A unique population of blue whales off Sri Lanka is threatened with extinction due to ship strikes. There is an urgent need to relocate shipping routes to prevent ships colliding with whales.
In the Indian Ocean off the southern tip of Sri Lanka rich fishing grounds ensure that a small population of the endangered blue whale thrives here all year round. Blue whales can reach up to 33 metres length and weigh 200 tonnes, making them the largest animals on the planet. Unlike all other blue whales, this population apparently does not migrate seasonally. They also differ by vocalization and behaviour from other populations.
The blue whale population off Sri Lanka is classified as endangered by the IUCN. The habitat has been declared as an Important Marine Mammal Area (IMMA). The problem is that the official Traffic Separation Scheme (TSS) directs international shipping traffic directly through this important home for blue whales.
This poses a high risk to the whales. Blue whales with propeller marks or rammed by the hull of a vessel have been found dead along the coast of Sri Lanka. But such strandings are only the tip of the iceberg. Scientists estimate that up to 20 times more whales die off the coast and remain undetected by just sinking to the seabed.
In addition, international merchant vessel traffic on the current route also poses a threat to the small boats of a thriving whale watching industry as well as from local fishermen.
There is a simple solution to prevent ship strikes in this region: relocating the shipping route just 15 nautical miles further south would reduce the risk of a collision between a ship and a blue whale by up to 95%. This is why the World Shipping Council (WSC), major shipping companies and associations, but also the International Whaling Commission (IWC) are calling on the government of Sri Lanka to propose relocating the shipping lane by the IMO to protect these endangered whales and increase the safety of shipping. So far, however, the calls to the Sri Lankan government have gone unheeded. About a quarter of the shipping traffic already takes the southern alternative route.
Together with the International Fund for Animal Welfare (IFAW) and the Great Whale Conservancy, OceanCare is actively campaigning for an official relocation of this shipping route.
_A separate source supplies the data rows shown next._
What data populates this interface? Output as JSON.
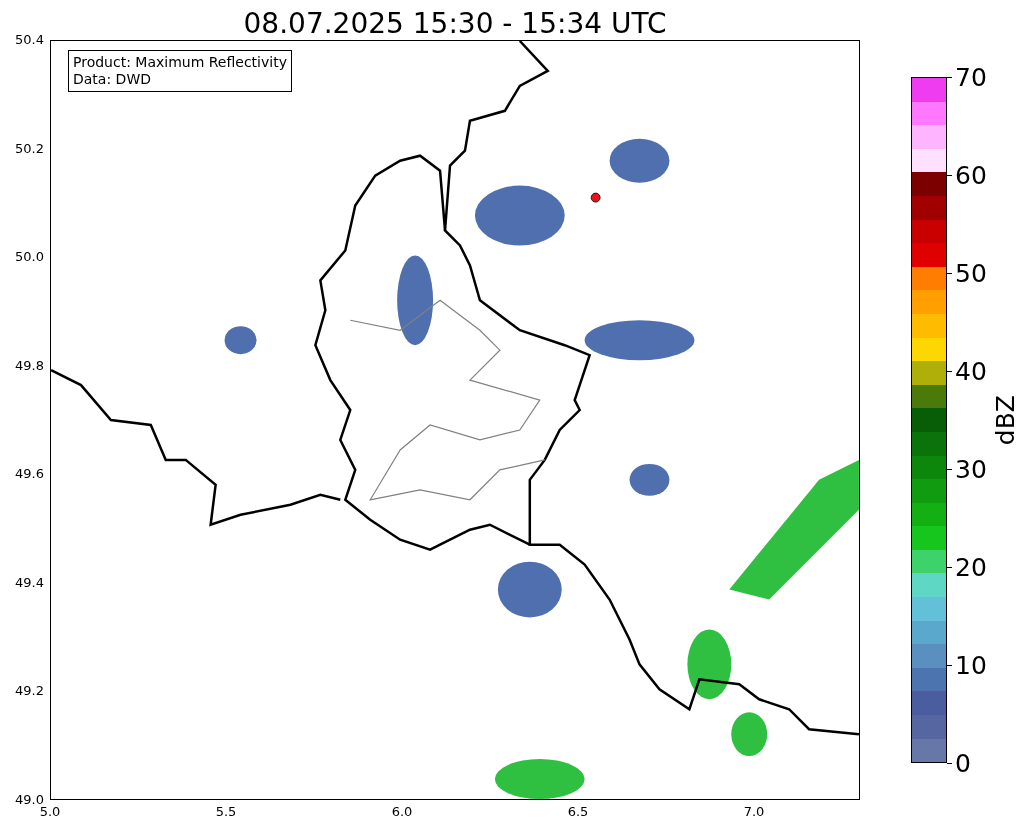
{
  "title": "08.07.2025 15:30 - 15:34 UTC",
  "map": {
    "info_box": [
      "Product: Maximum Reflectivity",
      "Data: DWD"
    ],
    "yticks": [
      "50.4",
      "50.2",
      "50.0",
      "49.8",
      "49.6",
      "49.4",
      "49.2",
      "49.0"
    ],
    "xticks": [
      "5.0",
      "5.5",
      "6.0",
      "6.5",
      "7.0"
    ]
  },
  "colorbar": {
    "label": "dBZ",
    "ticks": [
      "70",
      "60",
      "50",
      "40",
      "30",
      "20",
      "10",
      "0"
    ],
    "segments": [
      {
        "color": "#f03cf0"
      },
      {
        "color": "#ff78ff"
      },
      {
        "color": "#ffb4ff"
      },
      {
        "color": "#ffe0ff"
      },
      {
        "color": "#7d0000"
      },
      {
        "color": "#a00000"
      },
      {
        "color": "#c80000"
      },
      {
        "color": "#e10000"
      },
      {
        "color": "#ff7d00"
      },
      {
        "color": "#ffa000"
      },
      {
        "color": "#ffbb00"
      },
      {
        "color": "#ffd700"
      },
      {
        "color": "#afaf0a"
      },
      {
        "color": "#4a7a0a"
      },
      {
        "color": "#075e07"
      },
      {
        "color": "#0a740a"
      },
      {
        "color": "#0c870c"
      },
      {
        "color": "#0f9c0f"
      },
      {
        "color": "#12b012"
      },
      {
        "color": "#16c61c"
      },
      {
        "color": "#3ed26c"
      },
      {
        "color": "#5ed8c4"
      },
      {
        "color": "#62c0d8"
      },
      {
        "color": "#5aa8cc"
      },
      {
        "color": "#5a90c0"
      },
      {
        "color": "#4c75b0"
      },
      {
        "color": "#4a5d9e"
      },
      {
        "color": "#5666a0"
      },
      {
        "color": "#6677a8"
      }
    ]
  }
}
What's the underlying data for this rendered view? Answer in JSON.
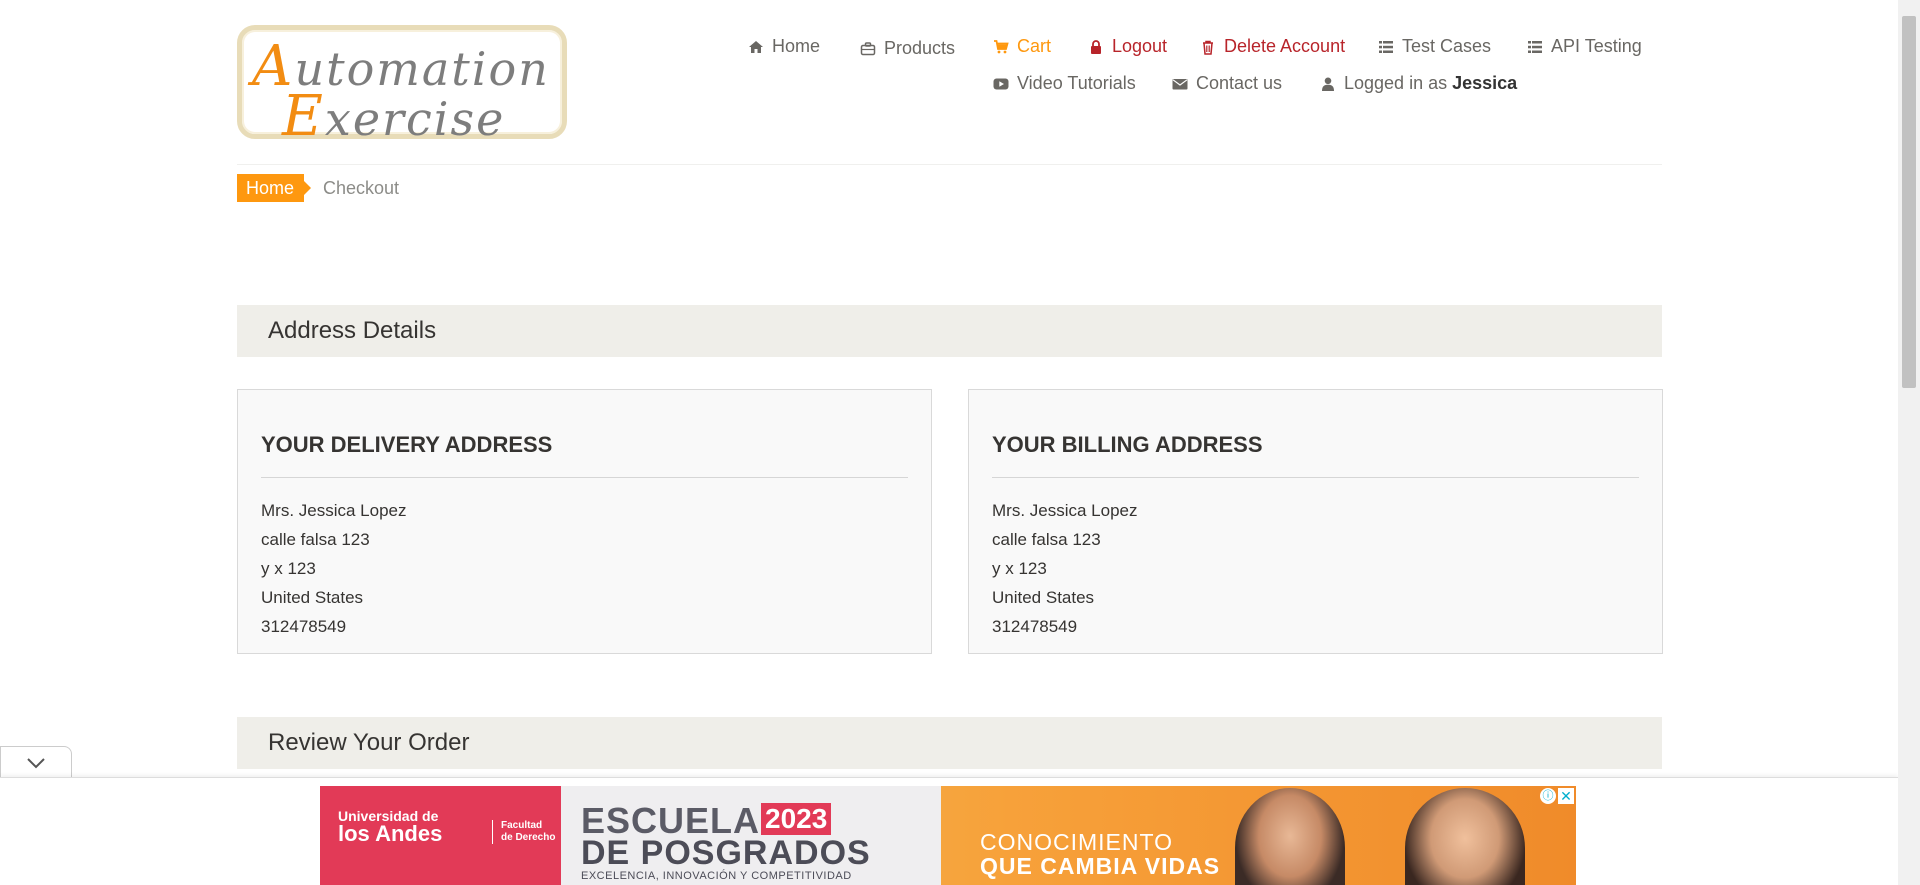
{
  "header": {
    "logo": {
      "line1_cap": "A",
      "line1_rest": "utomation",
      "line2_cap": "E",
      "line2_rest": "xercise"
    },
    "nav": {
      "home": "Home",
      "products": "Products",
      "cart": "Cart",
      "logout": "Logout",
      "delete_account": "Delete Account",
      "test_cases": "Test Cases",
      "api_testing": "API Testing",
      "video_tutorials": "Video Tutorials",
      "contact_us": "Contact us",
      "logged_in_prefix": "Logged in as",
      "logged_in_user": "Jessica"
    }
  },
  "breadcrumb": {
    "home": "Home",
    "current": "Checkout"
  },
  "address_section": {
    "title": "Address Details",
    "delivery": {
      "heading": "YOUR DELIVERY ADDRESS",
      "name": "Mrs. Jessica Lopez",
      "address1": "calle falsa 123",
      "address2": "y x 123",
      "country": "United States",
      "phone": "312478549"
    },
    "billing": {
      "heading": "YOUR BILLING ADDRESS",
      "name": "Mrs. Jessica Lopez",
      "address1": "calle falsa 123",
      "address2": "y x 123",
      "country": "United States",
      "phone": "312478549"
    }
  },
  "review_section": {
    "title": "Review Your Order"
  },
  "ad": {
    "university_line1": "Universidad de",
    "university_line2": "los Andes",
    "faculty_line1": "Facultad",
    "faculty_line2": "de Derecho",
    "school": "ESCUELA",
    "year": "2023",
    "postgrad": "DE POSGRADOS",
    "tagline": "EXCELENCIA, INNOVACIÓN Y COMPETITIVIDAD",
    "slogan_line1": "CONOCIMIENTO",
    "slogan_line2": "QUE CAMBIA VIDAS"
  },
  "colors": {
    "accent": "#fe980f",
    "danger": "#b8242a",
    "section_bg": "#efeee9",
    "ad_pink": "#e23a57"
  },
  "icons": [
    "home-icon",
    "briefcase-icon",
    "cart-icon",
    "lock-icon",
    "trash-icon",
    "list-icon",
    "video-icon",
    "envelope-icon",
    "user-icon",
    "chevron-down-icon",
    "ad-info-icon",
    "ad-close-icon"
  ]
}
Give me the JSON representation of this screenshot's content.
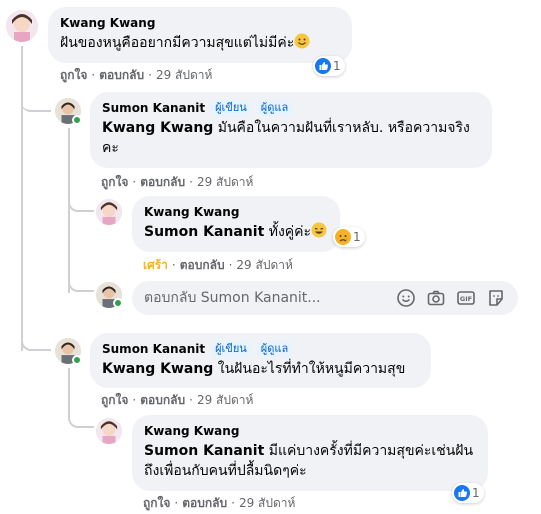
{
  "comments": [
    {
      "author": "Kwang Kwang",
      "text": "ฝันของหนูคืออยากมีความสุขแต่ไม่มีค่ะ",
      "like": "ถูกใจ",
      "reply": "ตอบกลับ",
      "time": "29 สัปดาห์",
      "reaction_count": "1"
    },
    {
      "author": "Sumon Kananit",
      "badge_author": "ผู้เขียน",
      "badge_admin": "ผู้ดูแล",
      "mention": "Kwang Kwang",
      "text": " มันคือในความฝันที่เราหลับ. หรือความจริงคะ",
      "like": "ถูกใจ",
      "reply": "ตอบกลับ",
      "time": "29 สัปดาห์"
    },
    {
      "author": "Kwang Kwang",
      "mention": "Sumon Kananit",
      "text": " ทั้งคู่ค่ะ",
      "like": "เศร้า",
      "reply": "ตอบกลับ",
      "time": "29 สัปดาห์",
      "reaction_count": "1"
    },
    {
      "author": "Sumon Kananit",
      "badge_author": "ผู้เขียน",
      "badge_admin": "ผู้ดูแล",
      "mention": "Kwang Kwang",
      "text": " ในฝันอะไรที่ทำให้หนูมีความสุข",
      "like": "ถูกใจ",
      "reply": "ตอบกลับ",
      "time": "29 สัปดาห์"
    },
    {
      "author": "Kwang Kwang",
      "mention": "Sumon Kananit",
      "text": " มีแค่บางครั้งที่มีความสุขค่ะเช่นฝันถึงเพื่อนกับคนที่ปลื้มนิดๆค่ะ",
      "like": "ถูกใจ",
      "reply": "ตอบกลับ",
      "time": "29 สัปดาห์",
      "reaction_count": "1"
    }
  ],
  "reply_box": {
    "placeholder": "ตอบกลับ Sumon Kananit..."
  },
  "icons": [
    "emoji-icon",
    "camera-icon",
    "gif-icon",
    "sticker-icon",
    "like-reaction-icon",
    "sad-reaction-icon",
    "haha-emoji-icon"
  ],
  "colors": {
    "bubble": "#f0f2f5",
    "meta": "#65676b",
    "badge_text": "#0064d1",
    "badge_bg": "#e7f3ff",
    "like_blue": "#1877f2",
    "online": "#31a24c",
    "sad_yellow": "#f7b125"
  }
}
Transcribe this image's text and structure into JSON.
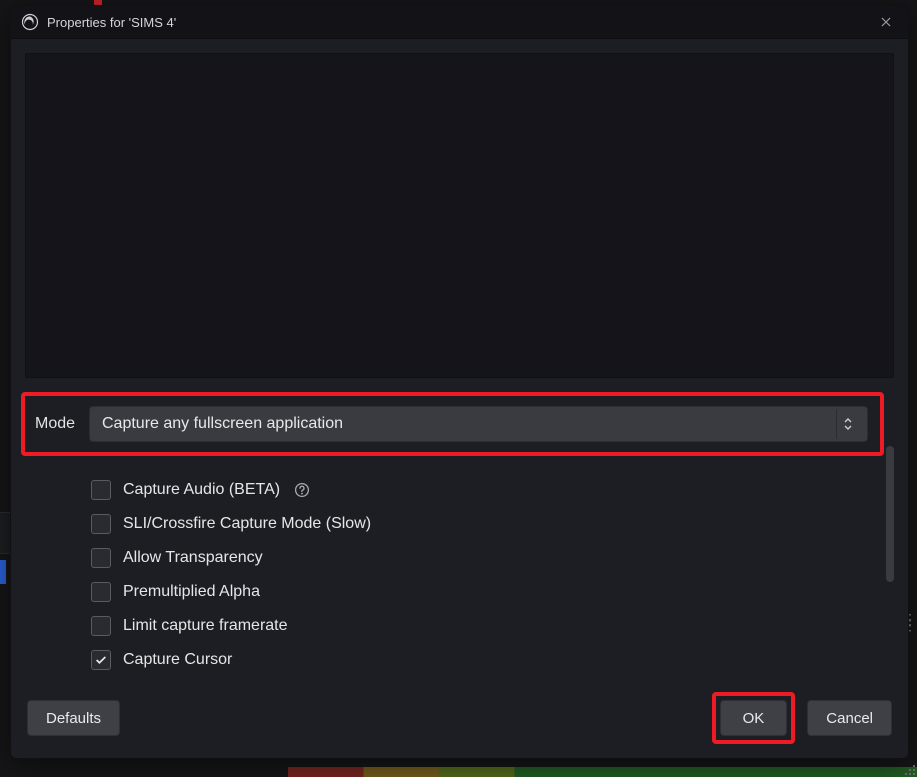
{
  "titlebar": {
    "title": "Properties for 'SIMS 4'"
  },
  "mode": {
    "label": "Mode",
    "value": "Capture any fullscreen application"
  },
  "options": {
    "capture_audio": {
      "label": "Capture Audio (BETA)",
      "checked": false,
      "help": true
    },
    "sli_crossfire": {
      "label": "SLI/Crossfire Capture Mode (Slow)",
      "checked": false
    },
    "allow_trans": {
      "label": "Allow Transparency",
      "checked": false
    },
    "premul_alpha": {
      "label": "Premultiplied Alpha",
      "checked": false
    },
    "limit_fps": {
      "label": "Limit capture framerate",
      "checked": false
    },
    "capture_cursor": {
      "label": "Capture Cursor",
      "checked": true
    }
  },
  "buttons": {
    "defaults": "Defaults",
    "ok": "OK",
    "cancel": "Cancel"
  },
  "colors": {
    "highlight": "#ed1c24"
  }
}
In June 2022, the German Ship Owners’ Association (VDR) recommended to their 150 members – representing a significant size of the global cargo fleet – to relocate their shipping route to reduce the risk of collisions with whales.
In September 2022, the world’s largest shipping company, the Mediterranean Shipping Company (MSC), announced their decision to actively relocate its shipping routes in accordance with the scientific recommendations.
OceanCare hopes that other shipping companies and shipping associations will follow suit and put re-routing into practice as well and that the Sri Lankan government will take action to impose change via the IMO.
Photo: IFAW/Christian Loader